#### [DIRECTIONS FOR THIS TASK]
Each line in these records that contains "勘定科目セットアップの終了" counts once. Give the number only.

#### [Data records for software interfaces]
++++++++++++++++++++
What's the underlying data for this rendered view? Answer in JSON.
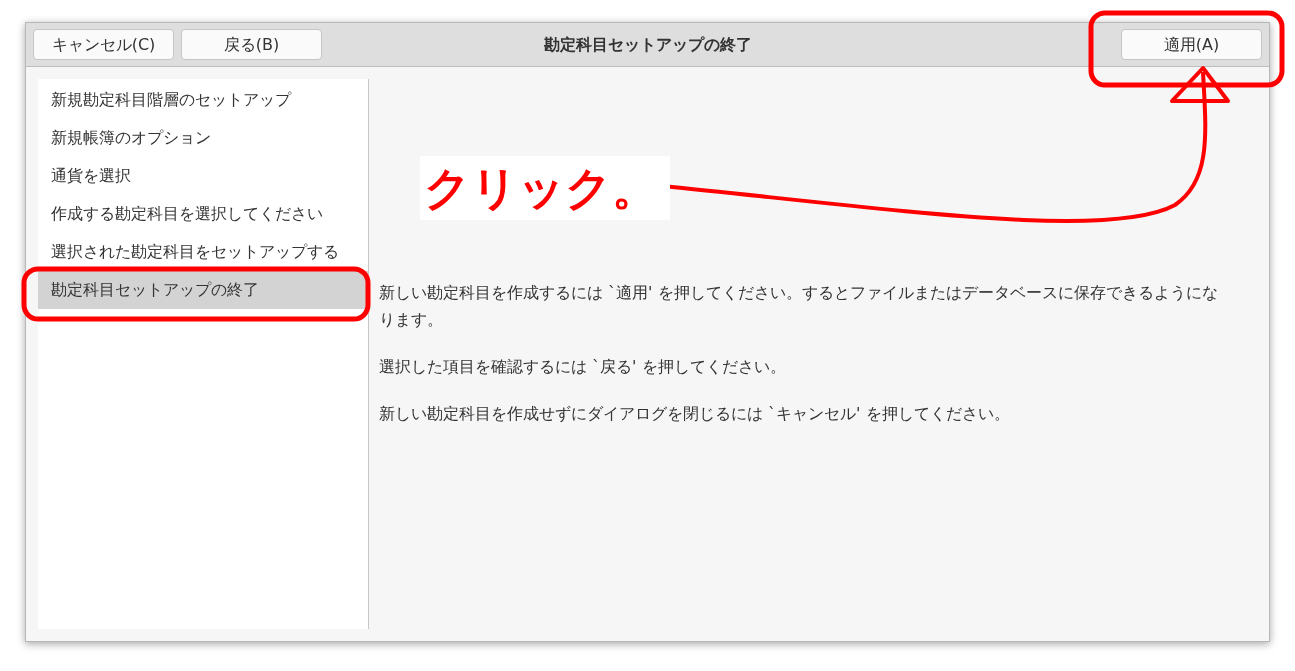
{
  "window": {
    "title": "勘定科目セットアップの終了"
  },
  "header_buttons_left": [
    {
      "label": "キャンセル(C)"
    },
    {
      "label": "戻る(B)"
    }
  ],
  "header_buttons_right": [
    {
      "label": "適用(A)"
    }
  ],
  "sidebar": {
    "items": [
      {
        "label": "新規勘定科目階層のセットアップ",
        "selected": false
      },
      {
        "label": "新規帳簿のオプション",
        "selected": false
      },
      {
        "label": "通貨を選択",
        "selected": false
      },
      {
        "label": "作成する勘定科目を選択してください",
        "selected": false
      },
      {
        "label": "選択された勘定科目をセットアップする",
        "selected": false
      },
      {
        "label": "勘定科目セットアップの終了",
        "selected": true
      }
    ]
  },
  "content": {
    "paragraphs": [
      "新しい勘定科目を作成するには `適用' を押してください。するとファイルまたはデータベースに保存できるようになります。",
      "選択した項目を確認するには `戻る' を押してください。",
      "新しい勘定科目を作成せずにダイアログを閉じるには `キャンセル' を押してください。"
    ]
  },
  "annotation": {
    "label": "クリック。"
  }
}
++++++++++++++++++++
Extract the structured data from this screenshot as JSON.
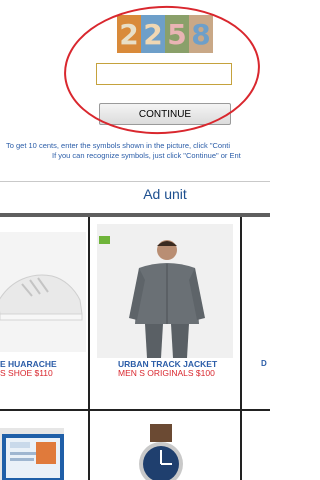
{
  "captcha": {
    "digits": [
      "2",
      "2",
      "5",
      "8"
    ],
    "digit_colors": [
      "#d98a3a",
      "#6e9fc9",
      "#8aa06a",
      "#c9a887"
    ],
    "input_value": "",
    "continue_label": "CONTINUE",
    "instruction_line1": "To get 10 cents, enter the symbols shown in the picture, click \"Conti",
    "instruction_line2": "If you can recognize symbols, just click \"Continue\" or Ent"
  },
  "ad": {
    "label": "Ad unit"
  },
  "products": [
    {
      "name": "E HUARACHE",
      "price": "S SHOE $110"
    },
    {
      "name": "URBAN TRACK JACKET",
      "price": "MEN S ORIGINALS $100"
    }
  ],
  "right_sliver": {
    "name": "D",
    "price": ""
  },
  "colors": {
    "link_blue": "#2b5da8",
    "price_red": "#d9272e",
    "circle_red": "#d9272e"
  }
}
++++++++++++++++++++
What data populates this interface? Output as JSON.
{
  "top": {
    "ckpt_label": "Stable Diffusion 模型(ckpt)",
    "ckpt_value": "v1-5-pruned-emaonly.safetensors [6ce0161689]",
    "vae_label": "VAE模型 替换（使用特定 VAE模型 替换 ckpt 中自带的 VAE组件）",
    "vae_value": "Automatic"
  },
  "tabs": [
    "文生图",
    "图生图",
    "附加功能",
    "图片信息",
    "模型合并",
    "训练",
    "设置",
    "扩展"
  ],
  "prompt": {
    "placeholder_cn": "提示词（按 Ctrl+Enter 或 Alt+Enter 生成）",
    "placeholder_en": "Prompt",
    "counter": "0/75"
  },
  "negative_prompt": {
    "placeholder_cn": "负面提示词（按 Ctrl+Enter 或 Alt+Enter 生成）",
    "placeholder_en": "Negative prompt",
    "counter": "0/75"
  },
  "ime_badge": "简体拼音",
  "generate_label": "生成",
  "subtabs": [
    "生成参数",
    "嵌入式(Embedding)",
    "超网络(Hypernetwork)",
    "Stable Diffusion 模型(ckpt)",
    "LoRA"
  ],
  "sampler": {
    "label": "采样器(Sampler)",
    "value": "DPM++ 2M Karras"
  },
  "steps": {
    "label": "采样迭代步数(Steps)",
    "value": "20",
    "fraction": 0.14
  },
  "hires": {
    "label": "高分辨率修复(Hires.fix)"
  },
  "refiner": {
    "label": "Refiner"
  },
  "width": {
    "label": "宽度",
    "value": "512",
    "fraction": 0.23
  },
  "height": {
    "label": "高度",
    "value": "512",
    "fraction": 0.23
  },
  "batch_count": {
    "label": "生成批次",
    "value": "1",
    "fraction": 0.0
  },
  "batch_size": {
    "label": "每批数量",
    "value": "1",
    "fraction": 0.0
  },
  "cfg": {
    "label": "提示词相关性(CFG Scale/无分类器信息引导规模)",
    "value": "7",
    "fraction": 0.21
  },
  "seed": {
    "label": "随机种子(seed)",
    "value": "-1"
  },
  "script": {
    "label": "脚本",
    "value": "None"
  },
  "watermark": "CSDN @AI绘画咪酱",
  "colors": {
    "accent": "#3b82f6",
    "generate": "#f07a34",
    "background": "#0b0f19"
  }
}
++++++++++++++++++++
#### [EXPECTED ANSWER]
2